- June 05, 2013 - 13:47
When Justice Cohen said that the data did not show a significant impact, I took that as meaning that all means available were unable to quantify it. If it is too small to measure, or does not stand out from all other impacts, it must be either very small - insignificant, or non-existent. It does not mean that the assumption that it must be happening is true and the professionals who have spent considerable time researching the issue have missed a "significant impact" simply because the issue is (in the minds of some) "unresolved". The profession of the letter writer also has no bearing on the validity of the facts presented. Regardless of the source data must be weighed on its own merit, you don't see salmon farmers simply dismissing work presented by the likes of Morton and Krkosek - they actually take the time to show people where it is wrong - or, in a few instances where it may be right. That is how science works. Justice Cohen took the time to weigh all evidence presented during the commission and although there was a high level of fear and speculation acknowledged - the lack of evidence showing any measurable impacts from all data collected was clear.

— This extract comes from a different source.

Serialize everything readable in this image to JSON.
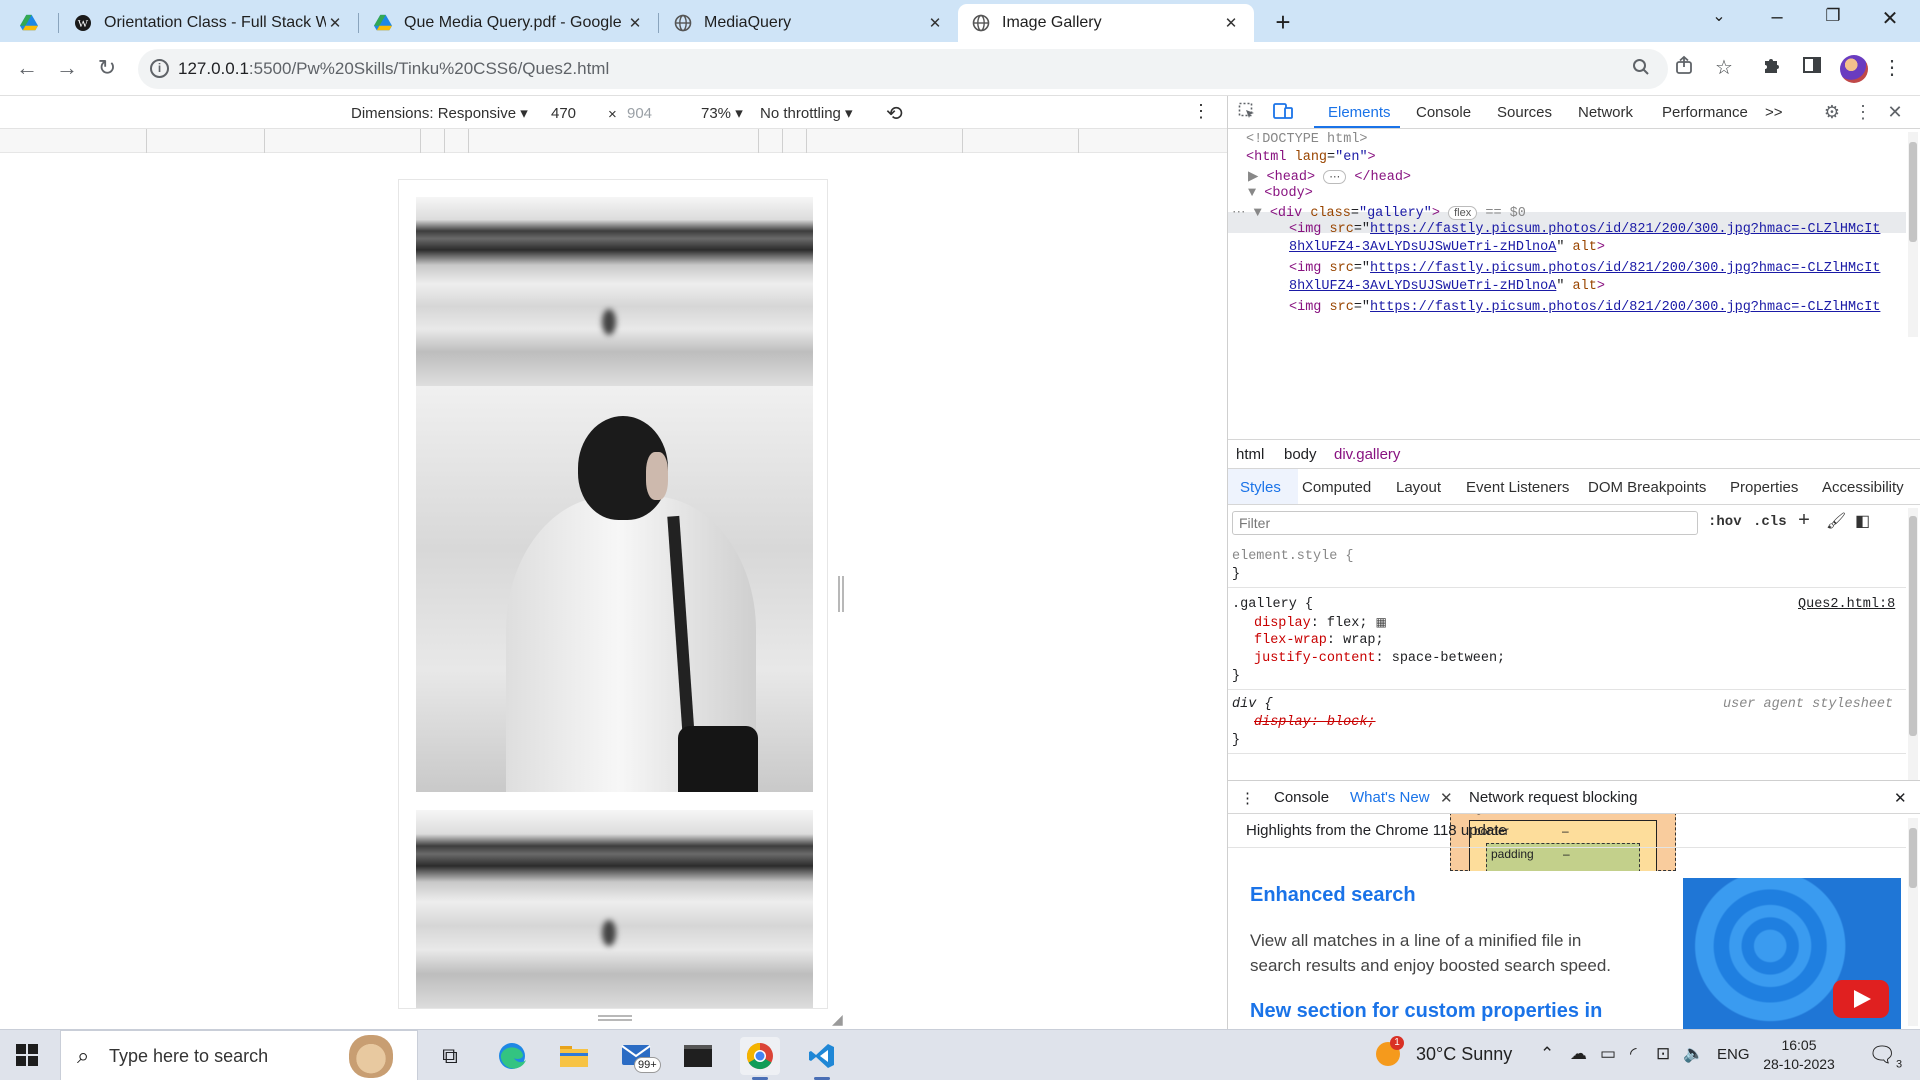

- fish tailer
- June 04, 2013 - 20:37
This is Atlantic salmon, not that old pacific stuff that lives in warmer waters on the other side of the country and in the garbage from coming over across the ocean. Nice try though Ian but we've seen trev in action before.
- June 04, 2013 - 10:26

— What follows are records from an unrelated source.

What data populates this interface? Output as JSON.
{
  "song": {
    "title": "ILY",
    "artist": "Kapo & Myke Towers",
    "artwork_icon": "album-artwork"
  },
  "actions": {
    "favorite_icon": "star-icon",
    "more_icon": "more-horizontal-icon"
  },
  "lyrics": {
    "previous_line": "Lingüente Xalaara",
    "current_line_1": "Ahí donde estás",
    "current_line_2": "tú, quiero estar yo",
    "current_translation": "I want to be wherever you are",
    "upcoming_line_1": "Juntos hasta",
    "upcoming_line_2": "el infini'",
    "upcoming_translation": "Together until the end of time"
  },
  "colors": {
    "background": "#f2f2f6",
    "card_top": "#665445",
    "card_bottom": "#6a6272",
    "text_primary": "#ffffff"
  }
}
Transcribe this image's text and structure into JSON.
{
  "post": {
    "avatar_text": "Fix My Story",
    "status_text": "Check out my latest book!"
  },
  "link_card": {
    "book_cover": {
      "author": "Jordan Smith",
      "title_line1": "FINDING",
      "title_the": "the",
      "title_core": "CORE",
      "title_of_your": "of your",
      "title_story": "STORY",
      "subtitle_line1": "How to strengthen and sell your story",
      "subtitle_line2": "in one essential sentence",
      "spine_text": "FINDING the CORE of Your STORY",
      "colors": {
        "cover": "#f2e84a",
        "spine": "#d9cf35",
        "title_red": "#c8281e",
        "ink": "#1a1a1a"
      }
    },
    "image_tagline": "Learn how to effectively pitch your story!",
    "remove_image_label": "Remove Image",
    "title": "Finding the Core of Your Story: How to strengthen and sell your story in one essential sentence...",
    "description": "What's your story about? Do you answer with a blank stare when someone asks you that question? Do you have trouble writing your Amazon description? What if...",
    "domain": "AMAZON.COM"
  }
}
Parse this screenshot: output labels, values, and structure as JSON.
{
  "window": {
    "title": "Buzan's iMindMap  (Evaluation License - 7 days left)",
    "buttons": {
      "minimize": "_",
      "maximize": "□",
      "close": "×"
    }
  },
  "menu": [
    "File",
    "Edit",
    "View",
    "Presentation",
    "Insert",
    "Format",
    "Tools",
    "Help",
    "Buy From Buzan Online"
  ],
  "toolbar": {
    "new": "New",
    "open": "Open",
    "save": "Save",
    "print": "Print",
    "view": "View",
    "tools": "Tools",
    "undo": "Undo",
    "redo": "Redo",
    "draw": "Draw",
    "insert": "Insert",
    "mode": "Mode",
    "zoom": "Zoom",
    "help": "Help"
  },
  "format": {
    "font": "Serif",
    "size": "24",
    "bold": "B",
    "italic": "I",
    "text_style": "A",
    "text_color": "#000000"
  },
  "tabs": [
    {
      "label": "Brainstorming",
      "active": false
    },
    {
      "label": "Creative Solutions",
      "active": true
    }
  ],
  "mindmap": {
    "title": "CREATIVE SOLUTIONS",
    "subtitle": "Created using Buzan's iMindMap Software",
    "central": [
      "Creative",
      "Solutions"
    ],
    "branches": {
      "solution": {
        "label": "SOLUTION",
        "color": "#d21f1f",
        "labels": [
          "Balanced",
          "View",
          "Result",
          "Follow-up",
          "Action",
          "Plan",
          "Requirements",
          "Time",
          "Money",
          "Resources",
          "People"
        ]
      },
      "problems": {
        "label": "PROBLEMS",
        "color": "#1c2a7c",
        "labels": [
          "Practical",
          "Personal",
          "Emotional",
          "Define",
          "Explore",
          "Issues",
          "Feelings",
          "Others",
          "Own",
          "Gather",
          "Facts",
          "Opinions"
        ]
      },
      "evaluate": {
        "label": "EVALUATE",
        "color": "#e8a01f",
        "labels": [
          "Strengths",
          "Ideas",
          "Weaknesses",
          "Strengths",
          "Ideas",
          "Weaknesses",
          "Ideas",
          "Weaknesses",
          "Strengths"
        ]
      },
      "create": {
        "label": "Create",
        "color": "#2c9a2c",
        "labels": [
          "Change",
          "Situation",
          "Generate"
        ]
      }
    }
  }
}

Roberts says that "data...did not show that salmon farms were having a significant impact on" wild salmon. In other words, the issue is unresolved and the salmon feedlots may well be having a significant impact on wild salmon. The precautionary principle would have us err on the side of caution and not place these massive, overcrowded feedlots in wild fish habitat. This salmon feedlot industry should be moved into land-based facilities where waste and disease can be better controlled. One cannot help but get the impression that DFO has given up on trying to protect wild fish.
- June 04, 2013 - 07:25

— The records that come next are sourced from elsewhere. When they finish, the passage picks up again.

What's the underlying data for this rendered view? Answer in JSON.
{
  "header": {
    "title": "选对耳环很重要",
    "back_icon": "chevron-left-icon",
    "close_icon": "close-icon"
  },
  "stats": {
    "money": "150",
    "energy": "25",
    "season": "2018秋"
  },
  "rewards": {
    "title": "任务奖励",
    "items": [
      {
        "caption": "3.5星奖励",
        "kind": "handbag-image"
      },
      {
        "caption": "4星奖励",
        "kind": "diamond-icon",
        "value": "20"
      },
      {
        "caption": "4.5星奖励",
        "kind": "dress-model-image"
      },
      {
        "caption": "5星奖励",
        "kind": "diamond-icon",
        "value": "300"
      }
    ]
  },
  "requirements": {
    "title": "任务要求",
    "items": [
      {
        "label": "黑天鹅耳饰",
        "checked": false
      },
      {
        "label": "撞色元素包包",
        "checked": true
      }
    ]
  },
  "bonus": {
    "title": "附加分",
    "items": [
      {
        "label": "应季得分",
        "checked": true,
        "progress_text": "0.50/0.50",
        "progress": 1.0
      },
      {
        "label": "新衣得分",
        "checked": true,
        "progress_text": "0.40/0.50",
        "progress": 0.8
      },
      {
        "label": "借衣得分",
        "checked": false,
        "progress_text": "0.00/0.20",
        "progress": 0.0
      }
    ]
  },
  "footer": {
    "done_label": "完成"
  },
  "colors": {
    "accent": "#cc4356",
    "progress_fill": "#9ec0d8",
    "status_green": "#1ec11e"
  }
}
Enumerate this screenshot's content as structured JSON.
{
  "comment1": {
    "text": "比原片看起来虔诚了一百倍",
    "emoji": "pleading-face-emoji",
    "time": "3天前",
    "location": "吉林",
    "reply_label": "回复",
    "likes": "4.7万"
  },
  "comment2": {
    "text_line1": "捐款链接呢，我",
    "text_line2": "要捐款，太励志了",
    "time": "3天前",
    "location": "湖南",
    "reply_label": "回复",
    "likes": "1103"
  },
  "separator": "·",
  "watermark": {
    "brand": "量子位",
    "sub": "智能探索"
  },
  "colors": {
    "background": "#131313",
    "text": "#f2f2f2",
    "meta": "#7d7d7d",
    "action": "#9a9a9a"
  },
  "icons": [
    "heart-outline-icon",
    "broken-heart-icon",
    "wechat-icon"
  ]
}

Just googled this letter writer. He is a salmon farmer from BC. He has a financial vested interest. John Gibson is retired, and has no financial interest at play in this issue.